Marching group Olbrich did not come to enter the battle at Mechili. At 10.00 hours it stood with its most forward elements still halfway B. el Beter – Mechili. Major Schraepler with elements Corps staff, one AA MG company[6], one AT company, elements I./Flak 18 and Signals Battalion Libyen reached Gadd el Amahr, elements of marching group Taetz and Div. Ariete Tengeder. All marching groups had to be sent rations in repeated operations of air transport units.

Further elements of the command squadron of the Afrikakorps were sent to Derna. The Ia with a radio section remained in Agedabia.

The commander of Div.Trento met the Ia and reported the arrival of the first elements of his division in Agedabia.
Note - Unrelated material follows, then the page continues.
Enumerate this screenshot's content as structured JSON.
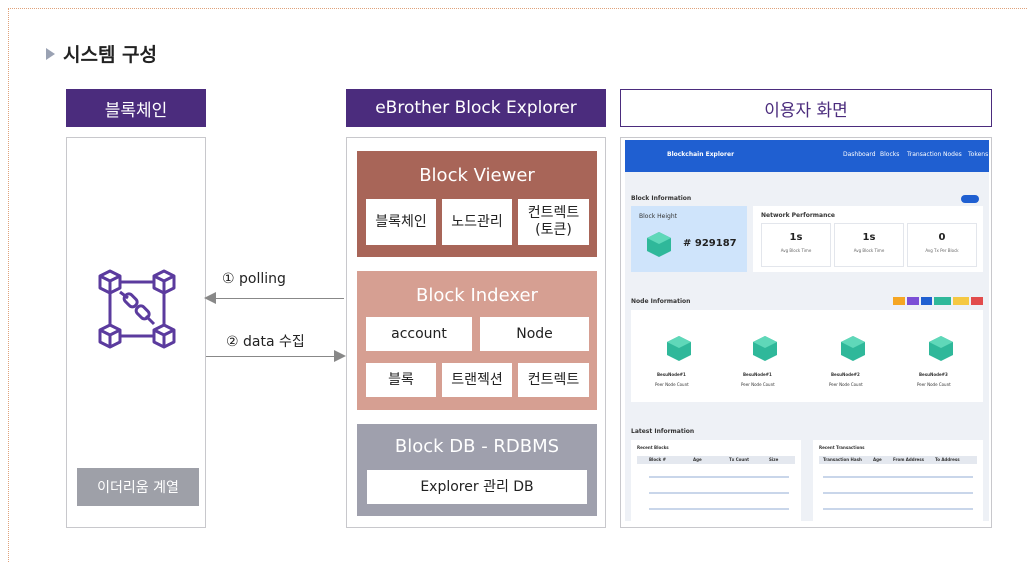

He received the order to reach Derna by the evening of 12 April with one infantry regiment, one artillery battalion, and two companies of AT guns, and to pull up another infantry regiment, one MG battalion and two companies of AT guns by 13 April.

The Italian high command received the request for accelerated bringing up of Div.Trento and the remainder of Div. Brescia.  

[1]He received the Ritterkreuz for the action.

[2]Major-General Gambier Parry, General Officer Commanding 2nd Armoured Division.


General Gambier-Parry (right) awaiting transport in a Ju 52 after his capture, April 1941. Source: Wikipedia

[3]This was most of 3rd Indian Motor Brigade, arguably the most luckless formation on the Empire side in the desert, and the HQ of 2nd Armoured Division. Some detail on the action can be found at this link.

[4] The generals included Lieutenant-General Philip Neame VC, (centre on the picture above), and Lt.General O’Connor (rear centre), the victor of the COMPASS operation and the pursuit and destruction of the bulk of Italian forces just a few weeks before.

[5] This essentially joined the north-eastern push via Mechili and the eastern push via the Via Balbia and the Jebel Akhdar, but the encirclement closed too far west and allowed the main Empire forces in the Jebel as well as most of the remnants of 2nd Armoured Division to escape into Tobruk.